Viva il Papa – The Vatican’s Translation and Multimedia Success

Your Holiness, how do you do it? How do you communicate with 1.2 billion Catholics spreading from Oceania to Brazil and ensure that you are understood?

The avenues are varied and the resources invested are substantial.

Every Wednesday at 9:30 a.m. during the General Audience on St. Peter’s Square, following the more official catechesis, His Holiness addresses the pilgrims with questions and improvised dialogue that capture his listeners. These are tricky sections to translate, Radio Vatican’s translators get busy thinking about the meaning of the statements as well as the culture to which they will be transmitted, then provide the foreign language deliverable. The 400 employees from Radio Vatican come from 40 different countries and the radio content is translated into 44 languages (three types of English: World, Africa and Asia). The translations are sent to 39 radio programs around the world.


The General Audience often lasts until noon. All that is spoken by the Pope is transcribed and subsequently translated. Rumors say that the Vatican will run out of archiving room soon!

13,005,370: is the official number of followers @Pontifex had as of April 2014. These numbers are at the levels of Beyoncé Knowels’ followers. Not only that, the @Pontifex tweets are translated into 9 languages including Latin and are read in all corners of the globe. The Pope’s Spanish feed (@Pontifex_es) is the most popular on the social network, with 5.4 million followers. @Pontifex has 3.9 million followers in English, 1.6 in Italian, 1 million in Portuguese, 259,042 in French, 236,808 in Latin, 215,082 in Polish, 183,363 in German and 122,344 in Arabic. (Fox News, April 16, 2014). The content across international twitter accounts seems to match, the latest one on May 1: “I ask everyone with political responsibility to remember two things: human dignity and the common good.” Viva il Papa!

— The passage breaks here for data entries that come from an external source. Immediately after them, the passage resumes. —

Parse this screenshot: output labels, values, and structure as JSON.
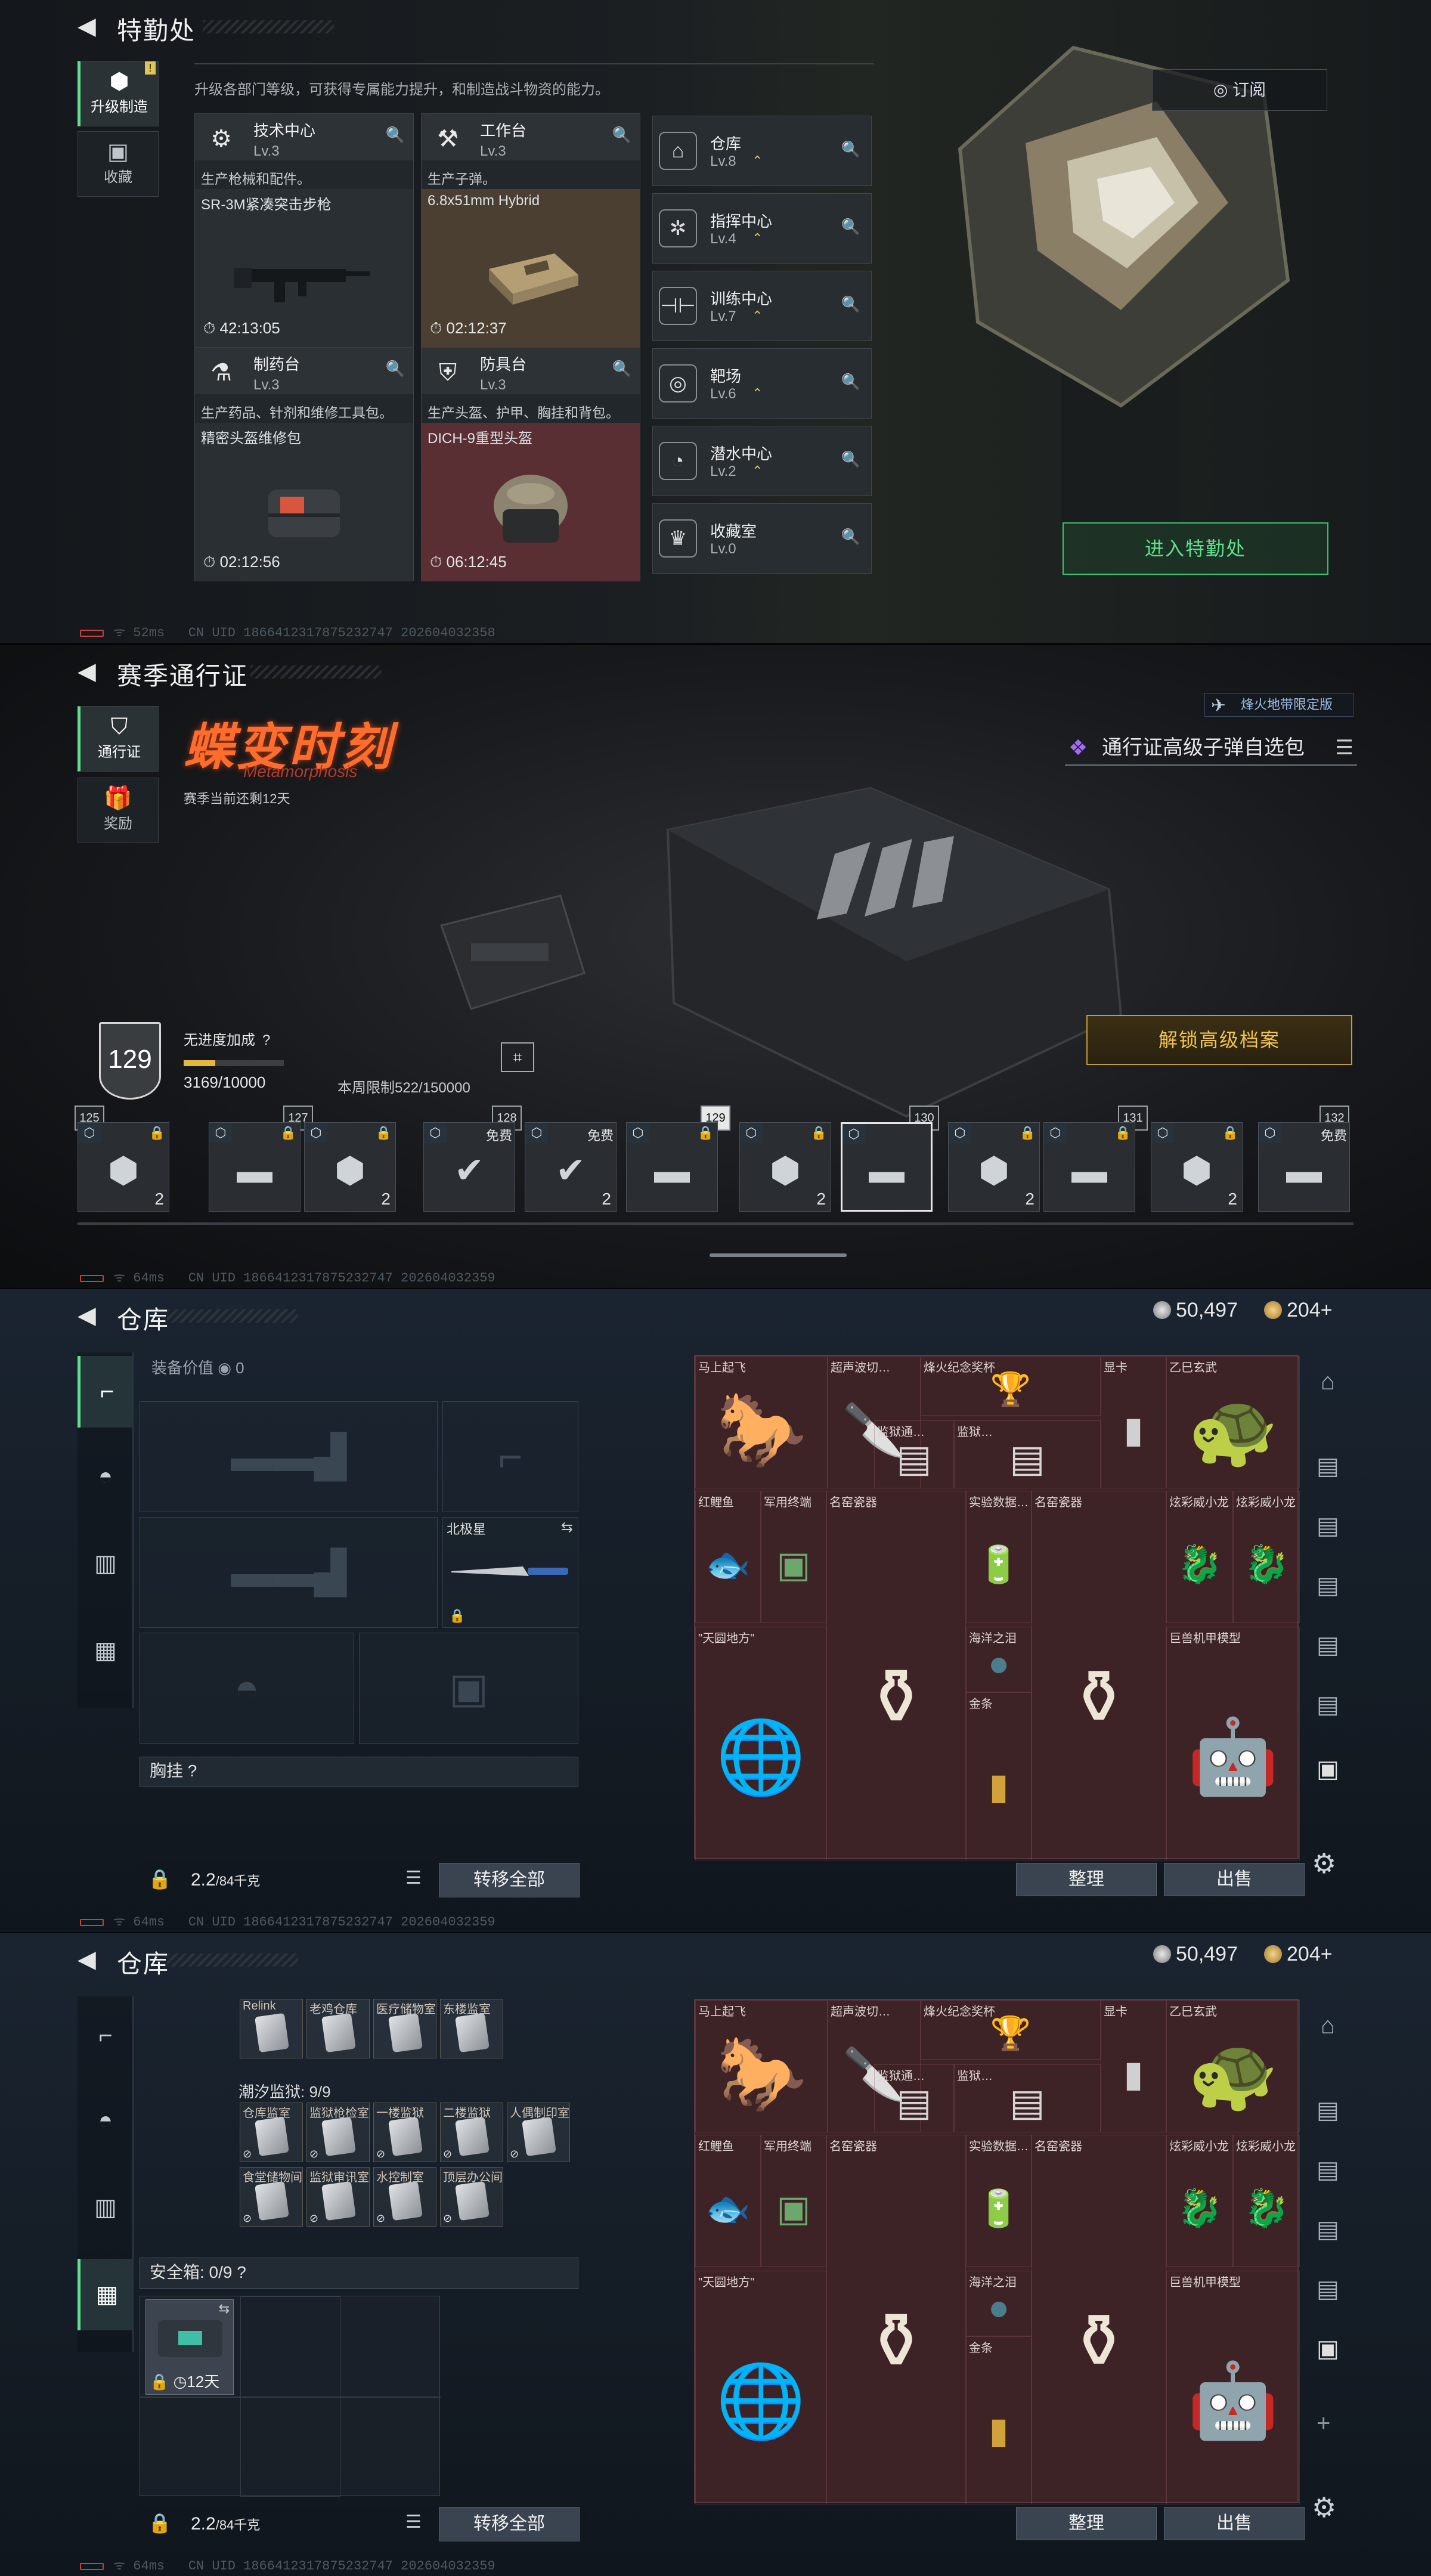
{
  "panel1": {
    "title": "特勤处",
    "tabs": [
      {
        "label": "升级制造",
        "icon": "upgrade-icon"
      },
      {
        "label": "收藏",
        "icon": "collection-icon"
      }
    ],
    "badge": "!",
    "description": "升级各部门等级，可获得专属能力提升，和制造战斗物资的能力。",
    "subscribe": "订阅",
    "cards": [
      {
        "name": "技术中心",
        "level": "Lv.3",
        "desc": "生产枪械和配件。",
        "item": "SR-3M紧凑突击步枪",
        "time": "42:13:05",
        "bg": "#2a2f33"
      },
      {
        "name": "工作台",
        "level": "Lv.3",
        "desc": "生产子弹。",
        "item": "6.8x51mm Hybrid",
        "time": "02:12:37",
        "bg": "#4a3f31"
      },
      {
        "name": "制药台",
        "level": "Lv.3",
        "desc": "生产药品、针剂和维修工具包。",
        "item": "精密头盔维修包",
        "time": "02:12:56",
        "bg": "#2a2f33"
      },
      {
        "name": "防具台",
        "level": "Lv.3",
        "desc": "生产头盔、护甲、胸挂和背包。",
        "item": "DICH-9重型头盔",
        "time": "06:12:45",
        "bg": "#5a2f34"
      }
    ],
    "facilities": [
      {
        "name": "仓库",
        "level": "Lv.8"
      },
      {
        "name": "指挥中心",
        "level": "Lv.4"
      },
      {
        "name": "训练中心",
        "level": "Lv.7"
      },
      {
        "name": "靶场",
        "level": "Lv.6"
      },
      {
        "name": "潜水中心",
        "level": "Lv.2"
      },
      {
        "name": "收藏室",
        "level": "Lv.0"
      }
    ],
    "enter_button": "进入特勤处",
    "ping": "52ms",
    "uid": "CN UID 1866412317875232747 202604032358"
  },
  "panel2": {
    "title": "赛季通行证",
    "tabs": [
      {
        "label": "通行证"
      },
      {
        "label": "奖励"
      }
    ],
    "logo": "蝶变时刻",
    "logo_sub": "Metamorphosis",
    "season_left": "赛季当前还剩12天",
    "limited": "烽火地带限定版",
    "pack": "通行证高级子弹自选包",
    "level": "129",
    "bonus": "无进度加成",
    "xp": "3169/10000",
    "xp_fraction": 0.3169,
    "weekly": "本周限制522/150000",
    "unlock": "解锁高级档案",
    "levels": [
      "125",
      "127",
      "128",
      "129",
      "130",
      "131",
      "132"
    ],
    "rewards": [
      {
        "lock": "🔒",
        "count": "2",
        "type": "crate"
      },
      {
        "lock": "🔒",
        "count": "",
        "type": "case"
      },
      {
        "lock": "🔒",
        "count": "2",
        "type": "crate"
      },
      {
        "free": "免费",
        "count": "",
        "type": "check"
      },
      {
        "free": "免费",
        "count": "2",
        "type": "check"
      },
      {
        "lock": "🔒",
        "count": "",
        "type": "case"
      },
      {
        "lock": "🔒",
        "count": "2",
        "type": "crate"
      },
      {
        "lock": "",
        "count": "",
        "type": "case"
      },
      {
        "lock": "🔒",
        "count": "2",
        "type": "crate"
      },
      {
        "lock": "🔒",
        "count": "",
        "type": "case"
      },
      {
        "lock": "🔒",
        "count": "2",
        "type": "crate"
      },
      {
        "free": "免费",
        "count": "",
        "type": "case"
      }
    ],
    "ping": "64ms",
    "uid": "CN UID 1866412317875232747 202604032359"
  },
  "warehouse": {
    "title": "仓库",
    "money": "50,497",
    "bonds": "204+",
    "equip_value_label": "装备价值",
    "equip_value": "0",
    "secondary_label": "北极星",
    "chest_rig": "胸挂",
    "weight": "2.2",
    "weight_max": "/84千克",
    "transfer_all": "转移全部",
    "sort": "整理",
    "sell": "出售",
    "stash_items": [
      {
        "name": "马上起飞",
        "icon": "🐎",
        "color": "#c65a36"
      },
      {
        "name": "超声波切…",
        "icon": "🔪",
        "color": "#d5d5d5"
      },
      {
        "name": "烽火纪念奖杯",
        "icon": "🏆",
        "color": "#d8b76c"
      },
      {
        "name": "显卡",
        "icon": "▮",
        "color": "#d0d0d0"
      },
      {
        "name": "乙巳玄武",
        "icon": "🐢",
        "color": "#e0b43a"
      },
      {
        "name": "监狱通…",
        "icon": "▤",
        "color": "#d6d6d6"
      },
      {
        "name": "监狱…",
        "icon": "▤",
        "color": "#d6d6d6"
      },
      {
        "name": "红鲤鱼",
        "icon": "🐟",
        "color": "#e46a4a"
      },
      {
        "name": "军用终端",
        "icon": "▣",
        "color": "#6ca86c"
      },
      {
        "name": "名窑瓷器",
        "icon": "⚱",
        "color": "#ede6d6"
      },
      {
        "name": "实验数据…",
        "icon": "🔋",
        "color": "#c9c9c9"
      },
      {
        "name": "名窑瓷器",
        "icon": "⚱",
        "color": "#ede6d6"
      },
      {
        "name": "炫彩威小龙",
        "icon": "🐉",
        "color": "#d9d2dc"
      },
      {
        "name": "炫彩威小龙",
        "icon": "🐉",
        "color": "#d9d2dc"
      },
      {
        "name": "海洋之泪",
        "icon": "●",
        "color": "#4a7e8c"
      },
      {
        "name": "\"天圆地方\"",
        "icon": "🌐",
        "color": "#c9a042"
      },
      {
        "name": "金条",
        "icon": "▮",
        "color": "#d1a23a"
      },
      {
        "name": "巨兽机甲模型",
        "icon": "🤖",
        "color": "#9aa0a6"
      }
    ],
    "ping": "64ms",
    "uid1": "CN UID 1866412317875232747 202604032359",
    "uid2": "CN UID 1866412317875232747 202604032359"
  },
  "panel4": {
    "keys": [
      {
        "name": "Relink"
      },
      {
        "name": "老鸡仓库"
      },
      {
        "name": "医疗储物室"
      },
      {
        "name": "东楼监室"
      }
    ],
    "prison_label": "潮汐监狱: 9/9",
    "keys2": [
      {
        "name": "仓库监室"
      },
      {
        "name": "监狱枪检室"
      },
      {
        "name": "一楼监狱"
      },
      {
        "name": "二楼监狱"
      },
      {
        "name": "人偶制印室"
      },
      {
        "name": "食堂储物间"
      },
      {
        "name": "监狱审讯室"
      },
      {
        "name": "水控制室"
      },
      {
        "name": "顶层办公间"
      }
    ],
    "safebox": "安全箱: 0/9",
    "safe_days": "12天"
  }
}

Facebook is covered too, though the Vatican page does not nearly have as many followers as Pope Francis’ Community Page. The translation of the Vatican’s website is offered in nine languages; the latest tweet from @Pontifex runs through the top, in the matching language. The latest General Audience is there too, the link directs to the Vatican Radio.

Last but not least, there is the Vatican’s YouTube channel, one for nine different languages.  All major papal events can be found there, including all his General Audiences. They do not require translation because Fathers from all across the world read in their own language.  After this, the Fathers address the Pope in their own language, the catechesis is then ended with the Our Father sung by everyone in Latin. The Pope then proceeds to interacting with the pilgrims, without script.

Your Holiness, we are so very impressed.